Front Endocrinol (Lausanne). 2021 Oct 19:12:759835. doi: 10.3389/fendo.2021.759835. eCollection 2021.


Background: Polycystic ovary syndrome (PCOS) is an endocrine disorder that commonly affects women of childbearing age and has been associated with metabolic and reproductive abnormalities. Only a few studies have investigated metabolic traits in women with PCOS in Latin America. Therefore, we conducted a systematic review to provide an overview of the available evidence on the metabolic profile of Latin American women with PCOS.

Methods: We searched PubMed, Cochrane Central Register of Controlled Trials, and Embase databases for cross-sectional, case-control, or cohort studies focusing on populations of countries in South and Central America and Mexico, published until October 31, 2019. We selected studies that reported the diagnostic criteria for PCOS. In the absence of a control group, we included studies if they reported relevant metabolic data.

Results: The initial search yielded 4878 records, of which 41 studies were included in the systematic review. Sample sizes ranged from 10 to 288 in PCOS groups and from 10 to 1500 in control groups. The prevalence of phenotypes A and B (classic PCOS) ranged from 65.8% to 87.5% as reported in studies from Argentina, Brazil, and Chile. Metabolic syndrome ranged from 33.3% to 44.0% for phenotype A, from 15.0% to 58.0% for phenotype B, from 11.9% to 36.0% for phenotype C, and from 14.2% to 66.0% for phenotype D. Women with PCOS had higher body mass index, waist circumference, blood pressure, glucose, and homeostasis model assessment index as well as a more adverse lipid profile than those without PCOS.

Conclusions: Evidence from the present systematic review suggests that anthropometric and metabolic profiles are worse in women with PCOS who live in different Latin American countries than in women without PCOS living in the same region. Additional studies assessing metabolic comorbidities, such as diabetes, and distinct PCOS phenotypes in different Latin American countries are warranted and may produce invaluable information for primary and secondary prevention of PCOS in the region. This systematic review was registered with PROSPERO under number CRD42016038537.

Systematic review registration: PROSPERO, identifier CRD42016038537.

Keywords: Latin America; PCOS (polycystic ovary syndrome); insulin resistance; metabolic syndrome; obesity.

Publication types

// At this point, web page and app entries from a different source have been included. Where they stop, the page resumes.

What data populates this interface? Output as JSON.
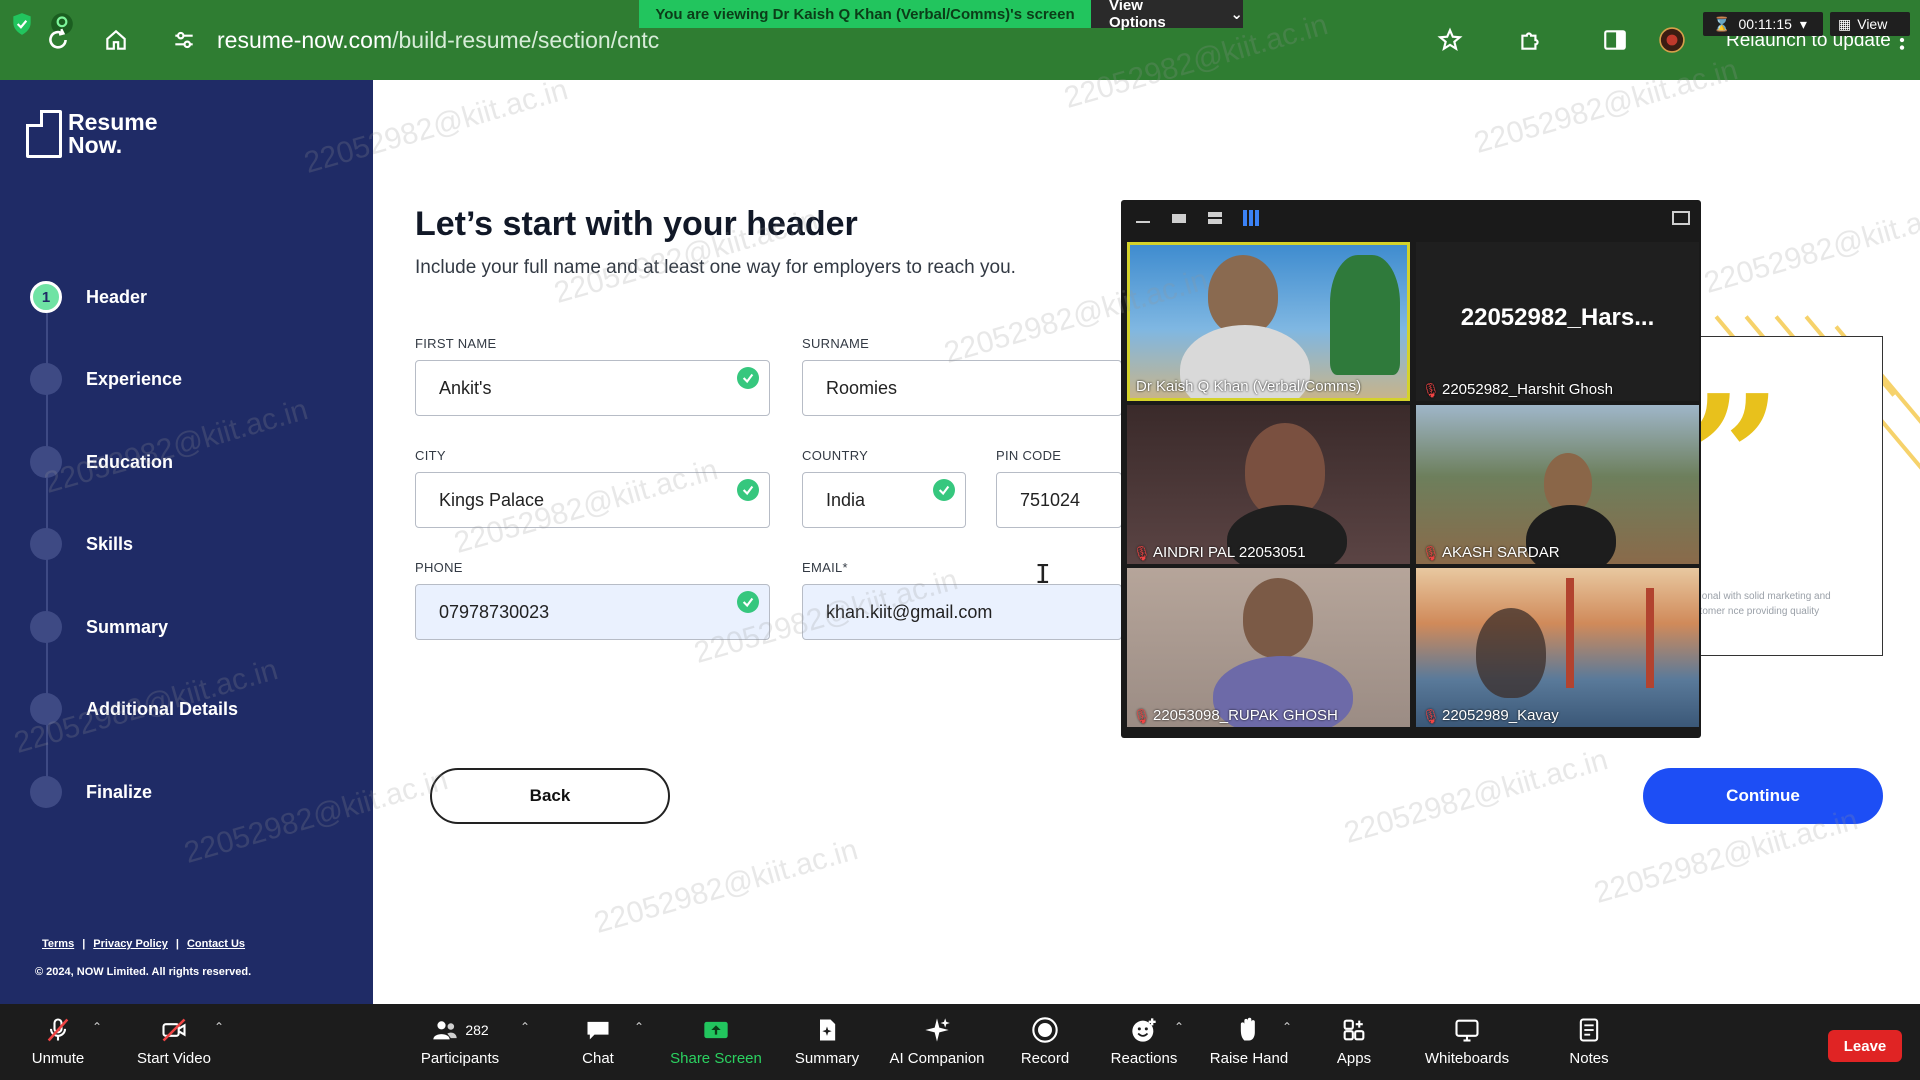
{
  "browser": {
    "url_host": "resume-now.com",
    "url_path": "/build-resume/section/cntc",
    "relaunch_text": "Relaunch to update"
  },
  "zoom_top": {
    "viewing_text": "You are viewing Dr Kaish Q Khan (Verbal/Comms)'s screen",
    "view_options_label": "View Options",
    "timer": "00:11:15",
    "view_label": "View"
  },
  "sidebar": {
    "logo_line1": "Resume",
    "logo_line2": "Now.",
    "steps": [
      {
        "number": "1",
        "label": "Header",
        "active": true
      },
      {
        "number": "",
        "label": "Experience",
        "active": false
      },
      {
        "number": "",
        "label": "Education",
        "active": false
      },
      {
        "number": "",
        "label": "Skills",
        "active": false
      },
      {
        "number": "",
        "label": "Summary",
        "active": false
      },
      {
        "number": "",
        "label": "Additional Details",
        "active": false
      },
      {
        "number": "",
        "label": "Finalize",
        "active": false
      }
    ],
    "footer_links": [
      "Terms",
      "Privacy Policy",
      "Contact Us"
    ],
    "copyright": "© 2024, NOW Limited. All rights reserved."
  },
  "form": {
    "heading": "Let’s start with your header",
    "subheading": "Include your full name and at least one way for employers to reach you.",
    "first_name": {
      "label": "FIRST NAME",
      "value": "Ankit's"
    },
    "surname": {
      "label": "SURNAME",
      "value": "Roomies"
    },
    "city": {
      "label": "CITY",
      "value": "Kings Palace"
    },
    "country": {
      "label": "COUNTRY",
      "value": "India"
    },
    "pin_code": {
      "label": "PIN CODE",
      "value": "751024"
    },
    "phone": {
      "label": "PHONE",
      "value": "07978730023"
    },
    "email": {
      "label": "EMAIL*",
      "value": "khan.kiit@gmail.com"
    },
    "back_label": "Back",
    "continue_label": "Continue"
  },
  "preview": {
    "text": "essional with solid marketing and customer nce providing quality"
  },
  "gallery": {
    "tiles": [
      {
        "name": "Dr Kaish Q Khan (Verbal/Comms)",
        "muted": false,
        "speaking": true
      },
      {
        "name": "22052982_Harshit Ghosh",
        "big_name": "22052982_Hars...",
        "muted": true
      },
      {
        "name": "AINDRI PAL 22053051",
        "muted": true
      },
      {
        "name": "AKASH SARDAR",
        "muted": true
      },
      {
        "name": "22053098_RUPAK GHOSH",
        "muted": true
      },
      {
        "name": "22052989_Kavay",
        "muted": true
      }
    ]
  },
  "zoom_bar": {
    "unmute": "Unmute",
    "start_video": "Start Video",
    "participants": "Participants",
    "participants_count": "282",
    "chat": "Chat",
    "share_screen": "Share Screen",
    "summary": "Summary",
    "ai_companion": "AI Companion",
    "record": "Record",
    "reactions": "Reactions",
    "raise_hand": "Raise Hand",
    "apps": "Apps",
    "whiteboards": "Whiteboards",
    "notes": "Notes",
    "leave": "Leave"
  },
  "watermark": "22052982@kiit.ac.in",
  "colors": {
    "sidebar": "#1f2b66",
    "accent_blue": "#1d4ef5",
    "check_green": "#36c77e",
    "browser_green": "#2f7d32",
    "zoom_green": "#22c55e",
    "leave_red": "#e02424"
  }
}
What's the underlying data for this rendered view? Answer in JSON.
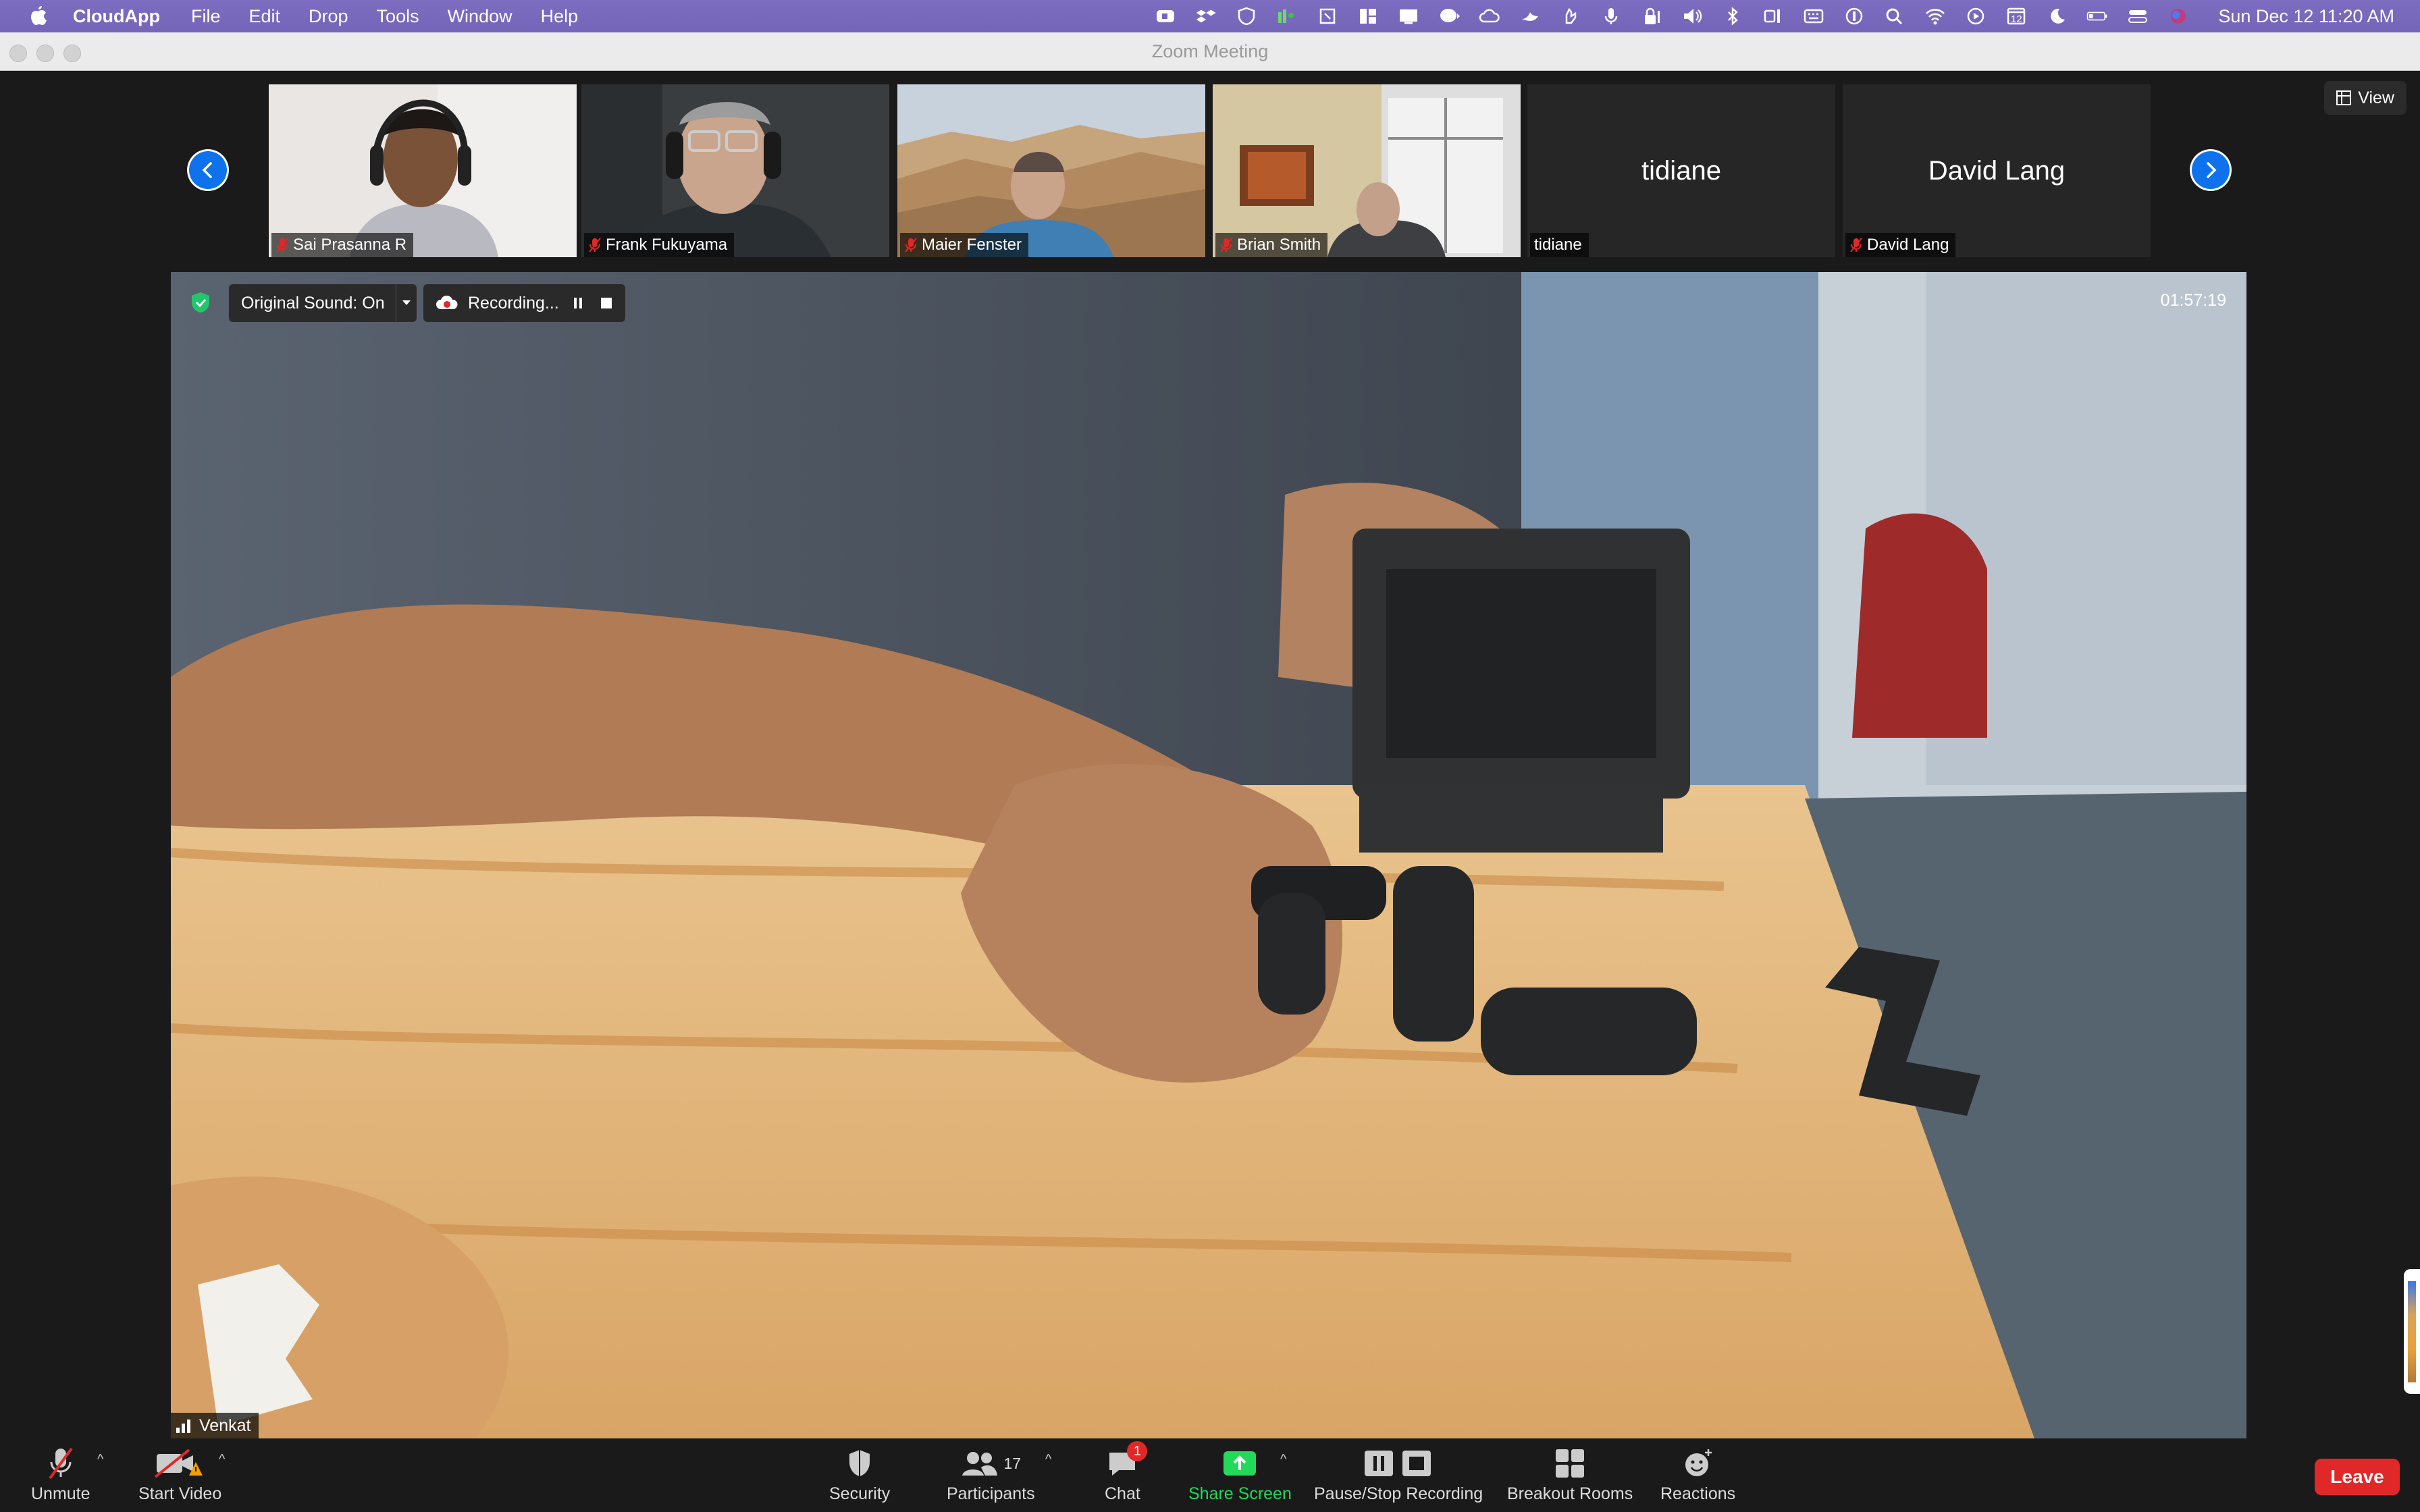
{
  "menubar": {
    "app_name": "CloudApp",
    "items": [
      "File",
      "Edit",
      "Drop",
      "Tools",
      "Window",
      "Help"
    ],
    "clock": "Sun Dec 12  11:20 AM",
    "calendar_day": "12"
  },
  "window": {
    "title": "Zoom Meeting"
  },
  "view_button": {
    "label": "View"
  },
  "thumbnails": [
    {
      "name": "Sai Prasanna R",
      "muted": true,
      "has_video": true
    },
    {
      "name": "Frank Fukuyama",
      "muted": true,
      "has_video": true
    },
    {
      "name": "Maier Fenster",
      "muted": true,
      "has_video": true
    },
    {
      "name": "Brian Smith",
      "muted": true,
      "has_video": true
    },
    {
      "name": "tidiane",
      "display_name": "tidiane",
      "muted": false,
      "has_video": false
    },
    {
      "name": "David Lang",
      "display_name": "David Lang",
      "muted": true,
      "has_video": false
    }
  ],
  "main_video": {
    "speaker": "Venkat",
    "original_sound": "Original Sound: On",
    "recording": "Recording...",
    "timer": "01:57:19"
  },
  "toolbar": {
    "unmute": "Unmute",
    "start_video": "Start Video",
    "security": "Security",
    "participants": "Participants",
    "participants_count": "17",
    "chat": "Chat",
    "chat_badge": "1",
    "share_screen": "Share Screen",
    "pause_stop_recording": "Pause/Stop Recording",
    "breakout_rooms": "Breakout Rooms",
    "reactions": "Reactions",
    "leave": "Leave"
  },
  "colors": {
    "menubar": "#7565ba",
    "accent_blue": "#0e72ed",
    "share_green": "#23d959",
    "leave_red": "#e02828",
    "mute_red": "#e02828"
  }
}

  • Research Support, Non-U.S. Gov't
  • Systematic Review

MeSH terms

  • Female
  • Humans
  • Latin America / epidemiology
  • Polycystic Ovary Syndrome / epidemiology
  • Polycystic Ovary Syndrome / metabolism*